Bradley is an Eagle Scout and remains active in the Boy Scouts of America and the Order of Arrow. It is Bradley’s involvement with the Order of the Arrow that started Bradley on his path towards his involvement with the American Hiking Society. With the Order of the Arrow, Bradley has served as a key staffer on repairing and/or creating trails around the country. In 2001, 2003, 2004, 2005, 2005, 2006, 2007, 2009, 2010, and 2011, Bradley repaired historic portage trails in the Boundary Waters Canoe Area Wilderness in Minnesota.
In 2008, his team created the “Arrow Trail” mountain-biking/hiking trail in the Bridger-Teton National Forest in Wyoming. In 2011, his team created the initial portion of the “Arrow Head Trail” in the New River Gorge National Park in West Virginia. Bradley has also built trails in Michigan, Indiana, and of course Florida. Bradley is a key staffer for the Order of the Arrow’s “Arrowman Conservation School” and he hopes to create high synergy between his work with the Order of the Arrow and the America Hiking Society.
The Grand Portage (Grand Portage, MN)
City: Silver Spring, Maryland
Greg has served as President of American Hiking Society since 2005 and has more than thirty years of experience in biodiversity conservation, sustainable recreation, and natural resources program and policy development.

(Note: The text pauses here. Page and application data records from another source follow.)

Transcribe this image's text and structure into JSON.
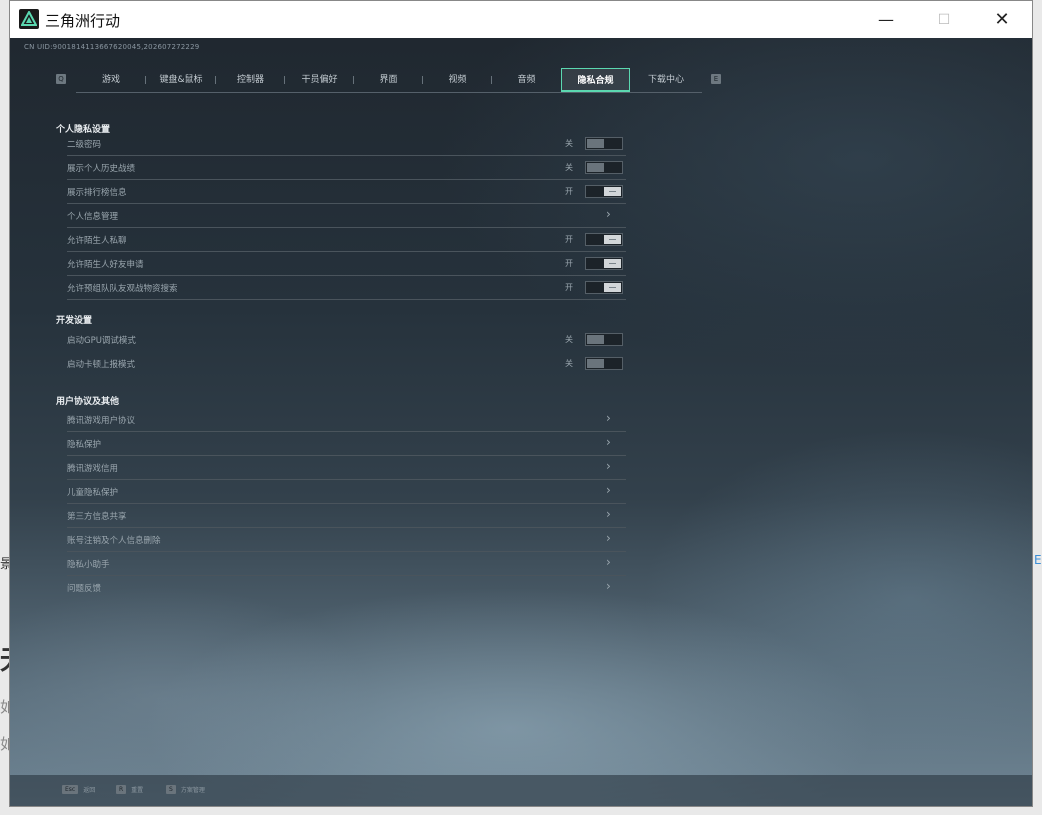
{
  "window": {
    "title": "三角洲行动",
    "controls": [
      "—",
      "☐",
      "✕"
    ]
  },
  "background_fragments": [
    "景",
    "无",
    "如",
    "如",
    "E"
  ],
  "uid": "CN UID:9001814113667620045,202607272229",
  "tab_nav": {
    "prev_key": "Q",
    "next_key": "E"
  },
  "tabs": [
    {
      "label": "游戏"
    },
    {
      "label": "键盘&鼠标"
    },
    {
      "label": "控制器"
    },
    {
      "label": "干员偏好"
    },
    {
      "label": "界面"
    },
    {
      "label": "视频"
    },
    {
      "label": "音频"
    },
    {
      "label": "隐私合规"
    },
    {
      "label": "下载中心"
    }
  ],
  "active_tab": "隐私合规",
  "sections": {
    "personal": {
      "title": "个人隐私设置",
      "rows": [
        {
          "label": "二级密码",
          "state": "关",
          "type": "toggle",
          "on": false
        },
        {
          "label": "展示个人历史战绩",
          "state": "关",
          "type": "toggle",
          "on": false
        },
        {
          "label": "展示排行榜信息",
          "state": "开",
          "type": "toggle",
          "on": true
        },
        {
          "label": "个人信息管理",
          "type": "link"
        },
        {
          "label": "允许陌生人私聊",
          "state": "开",
          "type": "toggle",
          "on": true
        },
        {
          "label": "允许陌生人好友申请",
          "state": "开",
          "type": "toggle",
          "on": true
        },
        {
          "label": "允许预组队队友观战物资搜索",
          "state": "开",
          "type": "toggle",
          "on": true
        }
      ]
    },
    "dev": {
      "title": "开发设置",
      "rows": [
        {
          "label": "启动GPU调试模式",
          "state": "关",
          "type": "toggle",
          "on": false
        },
        {
          "label": "启动卡顿上报模式",
          "state": "关",
          "type": "toggle",
          "on": false
        }
      ]
    },
    "agreements": {
      "title": "用户协议及其他",
      "rows": [
        {
          "label": "腾讯游戏用户协议",
          "type": "link"
        },
        {
          "label": "隐私保护",
          "type": "link"
        },
        {
          "label": "腾讯游戏信用",
          "type": "link"
        },
        {
          "label": "儿童隐私保护",
          "type": "link"
        },
        {
          "label": "第三方信息共享",
          "type": "link"
        },
        {
          "label": "账号注销及个人信息删除",
          "type": "link"
        },
        {
          "label": "隐私小助手",
          "type": "link"
        },
        {
          "label": "问题反馈",
          "type": "link"
        }
      ]
    }
  },
  "bottom_hints": [
    {
      "key": "Esc",
      "label": "返回"
    },
    {
      "key": "R",
      "label": "重置"
    },
    {
      "key": "S",
      "label": "方案管理"
    }
  ],
  "colors": {
    "accent": "#5bd8b0",
    "toggle_on": "#d2d6d9",
    "toggle_off": "#6a747c"
  }
}
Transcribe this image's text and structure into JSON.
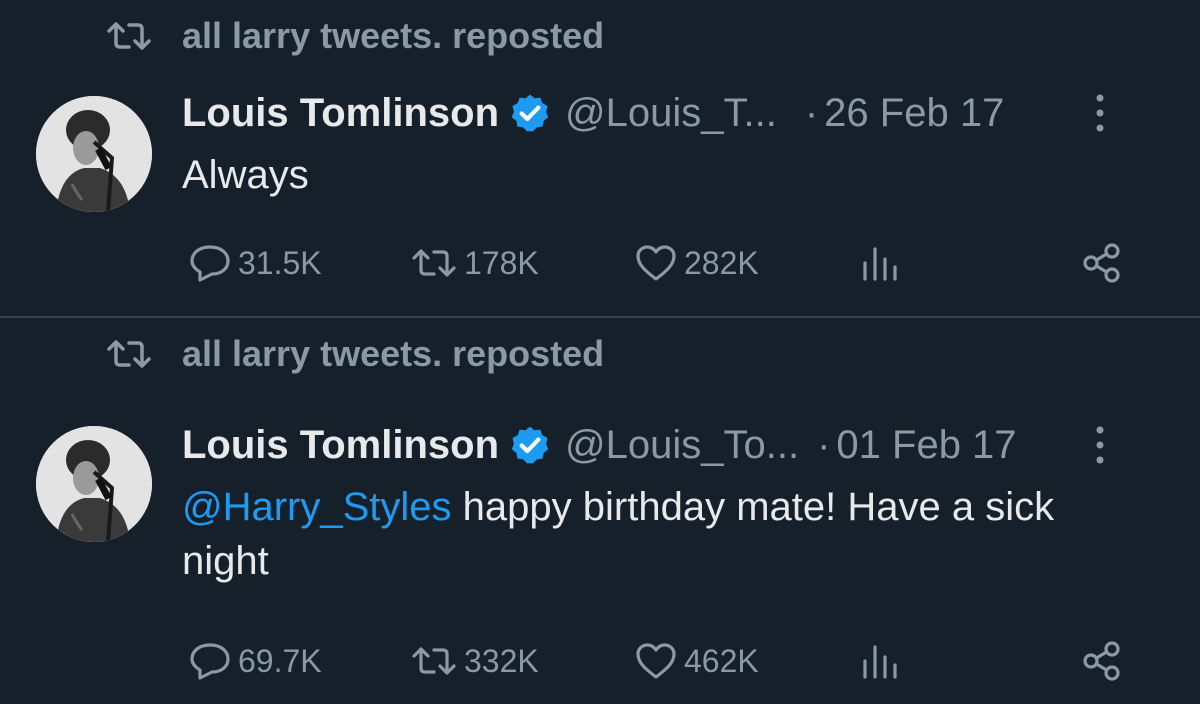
{
  "tweets": [
    {
      "repost_label": "all larry tweets. reposted",
      "author_name": "Louis Tomlinson",
      "handle": "@Louis_T...",
      "date_dot": "·",
      "date": "26 Feb 17",
      "text_mention": "",
      "text": "Always",
      "replies": "31.5K",
      "reposts": "178K",
      "likes": "282K"
    },
    {
      "repost_label": "all larry tweets. reposted",
      "author_name": "Louis Tomlinson",
      "handle": "@Louis_To...",
      "date_dot": "·",
      "date": "01 Feb 17",
      "text_mention": "@Harry_Styles",
      "text": " happy birthday mate! Have a sick night",
      "replies": "69.7K",
      "reposts": "332K",
      "likes": "462K"
    }
  ],
  "icons": {
    "repost": "repost-icon",
    "verified": "verified-badge-icon",
    "more": "more-options-icon",
    "reply": "reply-icon",
    "like": "heart-icon",
    "views": "views-chart-icon",
    "share": "share-icon"
  },
  "colors": {
    "background": "#15202b",
    "text": "#e7e9ea",
    "muted": "#8b98a5",
    "link": "#1d9bf0",
    "verified": "#1d9bf0",
    "divider": "#38444d"
  }
}
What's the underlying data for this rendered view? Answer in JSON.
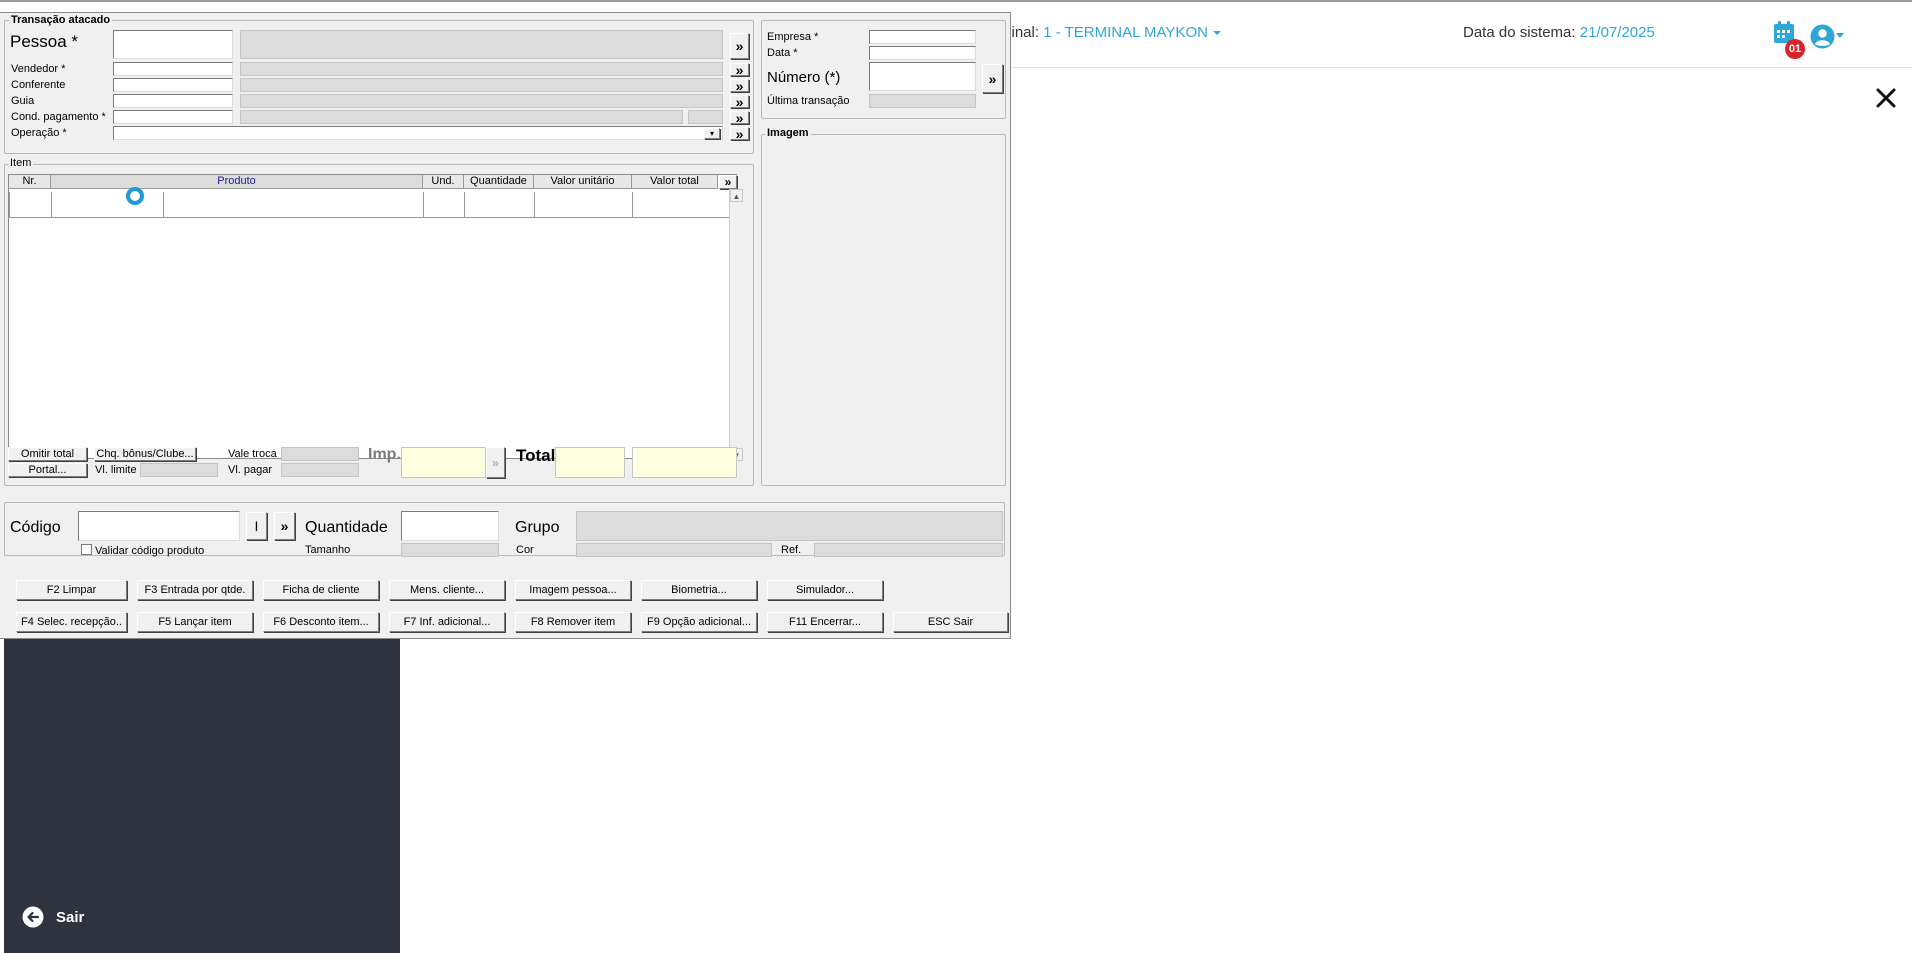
{
  "app": {
    "terminal_label": "rminal:",
    "terminal_value": "1 - TERMINAL MAYKON",
    "date_label": "Data do sistema:",
    "date_value": "21/07/2025",
    "notification_count": "01",
    "sidebar_exit": "Sair"
  },
  "dialog": {
    "header_group": "Transação atacado",
    "pessoa_label": "Pessoa *",
    "vendedor_label": "Vendedor *",
    "conferente_label": "Conferente",
    "guia_label": "Guia",
    "cond_pagamento_label": "Cond. pagamento *",
    "operacao_label": "Operação *",
    "more_symbol": "»",
    "empresa_label": "Empresa *",
    "data_label": "Data *",
    "numero_label": "Número (*)",
    "ultima_transacao_label": "Última transação",
    "imagem_group": "Imagem",
    "item_group": "Item",
    "columns": [
      "Nr.",
      "Produto",
      "Und.",
      "Quantidade",
      "Valor unitário",
      "Valor total"
    ],
    "omitir_total": "Omitir total",
    "chq_bonus": "Chq. bônus/Clube...",
    "portal": "Portal...",
    "vl_limite": "Vl. limite",
    "vale_troca": "Vale troca",
    "vl_pagar": "Vl. pagar",
    "imp_label": "Imp.",
    "total_label": "Total",
    "codigo_label": "Código",
    "codigo_btn": "I",
    "validar_codigo": "Validar código produto",
    "quantidade_label": "Quantidade",
    "tamanho_label": "Tamanho",
    "grupo_label": "Grupo",
    "cor_label": "Cor",
    "ref_label": "Ref.",
    "buttons_row1": [
      "F2 Limpar",
      "F3 Entrada por qtde.",
      "Ficha de cliente",
      "Mens. cliente...",
      "Imagem pessoa...",
      "Biometria...",
      "Simulador..."
    ],
    "buttons_row2": [
      "F4 Selec. recepção..",
      "F5 Lançar item",
      "F6 Desconto item...",
      "F7 Inf. adicional...",
      "F8 Remover item",
      "F9 Opção adicional...",
      "F11 Encerrar...",
      "ESC Sair"
    ]
  }
}
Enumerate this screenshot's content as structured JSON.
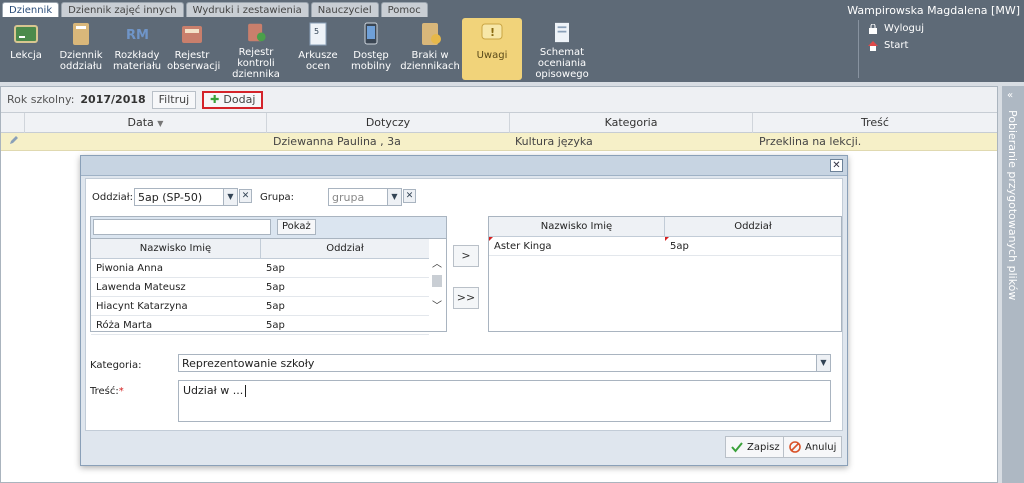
{
  "menu": {
    "tabs": [
      "Dziennik",
      "Dziennik zajęć innych",
      "Wydruki i zestawienia",
      "Nauczyciel",
      "Pomoc"
    ],
    "active_tab": "Dziennik"
  },
  "user": {
    "name": "Wampirowska Magdalena [MW]"
  },
  "links": {
    "logout": "Wyloguj",
    "start": "Start"
  },
  "toolbar": {
    "items": [
      {
        "label": "Lekcja",
        "icon": "lesson-icon"
      },
      {
        "label": "Dziennik oddziału",
        "icon": "class-journal-icon"
      },
      {
        "label": "Rozkłady materiału",
        "icon": "rm-icon"
      },
      {
        "label": "Rejestr obserwacji",
        "icon": "observation-register-icon"
      },
      {
        "label": "Rejestr kontroli dziennika",
        "icon": "control-register-icon"
      },
      {
        "label": "Arkusze ocen",
        "icon": "grade-sheets-icon"
      },
      {
        "label": "Dostęp mobilny",
        "icon": "mobile-icon"
      },
      {
        "label": "Braki w dziennikach",
        "icon": "missing-entries-icon"
      },
      {
        "label": "Uwagi",
        "icon": "remarks-icon"
      },
      {
        "label": "Schemat oceniania opisowego",
        "icon": "descriptive-grading-icon"
      }
    ],
    "active": "Uwagi"
  },
  "filterbar": {
    "year_label": "Rok szkolny:",
    "year_value": "2017/2018",
    "filter_label": "Filtruj",
    "add_label": "Dodaj"
  },
  "grid": {
    "columns": [
      "Data",
      "Dotyczy",
      "Kategoria",
      "Treść"
    ],
    "rows": [
      {
        "data": "",
        "dotyczy": "Dziewanna Paulina , 3a",
        "kategoria": "Kultura języka",
        "tresc": "Przeklina na lekcji."
      }
    ]
  },
  "side_panel": {
    "label": "Pobieranie przygotowanych plików"
  },
  "dialog": {
    "oddzial_label": "Oddział:",
    "oddzial_value": "5ap (SP-50)",
    "grupa_label": "Grupa:",
    "grupa_placeholder": "grupa",
    "search_placeholder": "",
    "pokaz_label": "Pokaż",
    "left_table": {
      "columns": [
        "Nazwisko Imię",
        "Oddział"
      ],
      "rows": [
        {
          "name": "Piwonia Anna",
          "oddzial": "5ap"
        },
        {
          "name": "Lawenda Mateusz",
          "oddzial": "5ap"
        },
        {
          "name": "Hiacynt Katarzyna",
          "oddzial": "5ap"
        },
        {
          "name": "Róża Marta",
          "oddzial": "5ap"
        }
      ]
    },
    "move_one": ">",
    "move_all": ">>",
    "right_table": {
      "columns": [
        "Nazwisko Imię",
        "Oddział"
      ],
      "rows": [
        {
          "name": "Aster Kinga",
          "oddzial": "5ap"
        }
      ]
    },
    "kategoria_label": "Kategoria:",
    "kategoria_value": "Reprezentowanie szkoły",
    "tresc_label": "Treść:",
    "required_mark": "*",
    "tresc_value": "Udział  w ...",
    "save_label": "Zapisz",
    "cancel_label": "Anuluj"
  },
  "colors": {
    "topbar": "#5e6a77",
    "active_tool": "#f1d37a",
    "highlight_border": "#d4232a",
    "selected_row": "#f6f0c8"
  }
}
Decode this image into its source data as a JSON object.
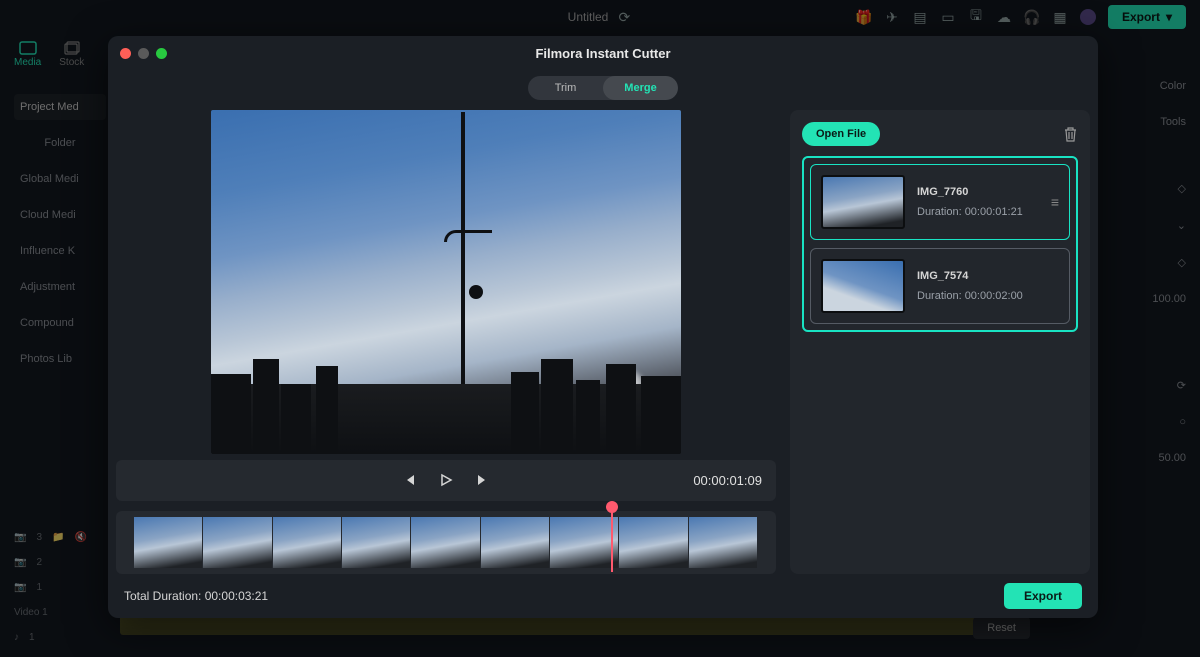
{
  "app": {
    "title": "Untitled",
    "export_label": "Export"
  },
  "media_tabs": {
    "media": "Media",
    "stock": "Stock"
  },
  "sidebar": {
    "items": [
      "Project Med",
      "Folder",
      "Global Medi",
      "Cloud Medi",
      "Influence K",
      "Adjustment",
      "Compound",
      "Photos Lib"
    ]
  },
  "right_side": {
    "color": "Color",
    "tools": "Tools",
    "val1": "100.00",
    "val2": "50.00"
  },
  "tracks": {
    "t1": "3",
    "t2": "2",
    "t3": "1",
    "video": "Video 1",
    "a1": "1"
  },
  "bg": {
    "reset": "Reset"
  },
  "modal": {
    "title": "Filmora Instant Cutter",
    "tab_trim": "Trim",
    "tab_merge": "Merge",
    "timecode": "00:00:01:09",
    "open_file": "Open File",
    "files": [
      {
        "name": "IMG_7760",
        "duration": "Duration: 00:00:01:21"
      },
      {
        "name": "IMG_7574",
        "duration": "Duration: 00:00:02:00"
      }
    ],
    "total_duration": "Total Duration: 00:00:03:21",
    "export": "Export"
  }
}
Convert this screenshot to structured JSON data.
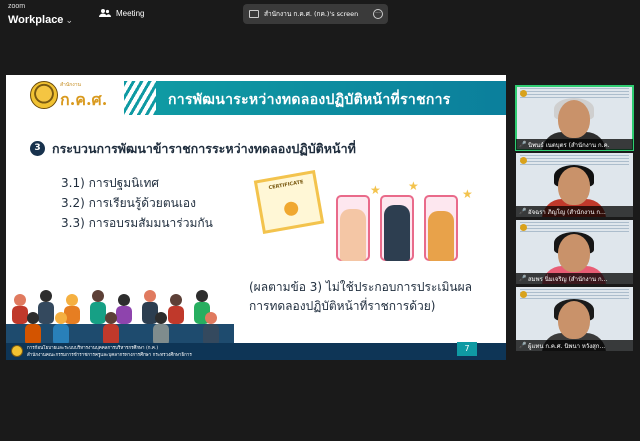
{
  "app": {
    "logo_top": "zoom",
    "logo_bottom": "Workplace",
    "meeting_label": "Meeting"
  },
  "share": {
    "label": "สำนักงาน ก.ค.ศ. (กค.)'s screen",
    "more": "···"
  },
  "slide": {
    "logo_small": "สำนักงาน",
    "logo_big": "ก.ค.ศ.",
    "title": "การพัฒนาระหว่างทดลองปฏิบัติหน้าที่ราชการ",
    "section_number": "3",
    "section_heading": "กระบวนการพัฒนาข้าราชการระหว่างทดลองปฏิบัติหน้าที่",
    "items": [
      "3.1) การปฐมนิเทศ",
      "3.2) การเรียนรู้ด้วยตนเอง",
      "3.3) การอบรมสัมมนาร่วมกัน"
    ],
    "note_line1": "(ผลตามข้อ 3) ไม่ใช้ประกอบการประเมินผล",
    "note_line2": "การทดลองปฏิบัติหน้าที่ราชการด้วย)",
    "certificate_text": "CERTIFICATE",
    "footer_line1": "การก้อนโยบายและระบบบริหารงานบุคคลการบริหารกรศึกษา (ก.ค.)",
    "footer_line2": "สำนักงานคณะกรรมการข้าราชการครูและบุคลากรทางการศึกษา กระทรวงศึกษาธิการ",
    "page_number": "7",
    "next_arrows": "»»»"
  },
  "participants": [
    {
      "name": "นิพนธ์ เนตบุตร (สำนักงาน ก.ค.",
      "active": true,
      "shirt": "#2d2d2d",
      "hair": "#cfcfcf"
    },
    {
      "name": "อัจฉรา ภิญโญ (สำนักงาน ก...",
      "active": false,
      "shirt": "#c0392b",
      "hair": "#111111"
    },
    {
      "name": "สมพร นิ่มเจริญ (สำนักงาน ก...",
      "active": false,
      "shirt": "#e85d75",
      "hair": "#161616"
    },
    {
      "name": "ผู้แทน ก.ค.ศ. นิพนา หวังสุก...",
      "active": false,
      "shirt": "#3a3a3a",
      "hair": "#1a1a1a"
    }
  ]
}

This includes a strong track record of exemplary conservation and recreation planning, public-private partnerships, non-profit management and capacity building at all levels. Prior to joining American Hiking, Dr. Miller led a distinguished executive career as Vice President at The Nature Conservancy, where for more than 15 years he developed the Conservancy’s conservation strategy and biodiversity project portfolio for South America and co-managed the Latin America and Caribbean Parks in Peril program. Under his leadership the Conservancy undertook landscape scale projects and best practices globally in energy and biodiversity, debt-for-nature swaps, and forest protection and climate change.
He has served on the boards (including as board chair) of the U.S. Agency for International Development-funded global Biodiversity Support Program, Global Energy and Biodiversity Initiative, Outdoor Alliance, The International Ecotourism Society, Blue Ridge Center for Environmental Stewardship, National Park Service Over-flight Advisory Group, and served as an environmental adviser for the Latin America and Caribbean Bureau of the U.S. Agency for International Development.
A native of California, Greg is fluent in Spanish and English. He graduated from the University of California, Santa Barbara with a bachelor’s degree in botany and holds a Ph.D. in Ecology from the University of Connecticut. Dr. Miller was awarded a prestigious Science, Engineering, and Diplomacy Post-Doctoral Fellowship through the American Association for the Advancement of Science. Greg lived and worked in the Galapagos Islands and the Andes for many years and has held a lifelong commitment to environmental stewardship, hiking, and the outdoors. He is a long-standing volunteer leader for the Boy Scouts and Girl Scouts of America.
Yosemite National Park, California
Grand Canyon National Park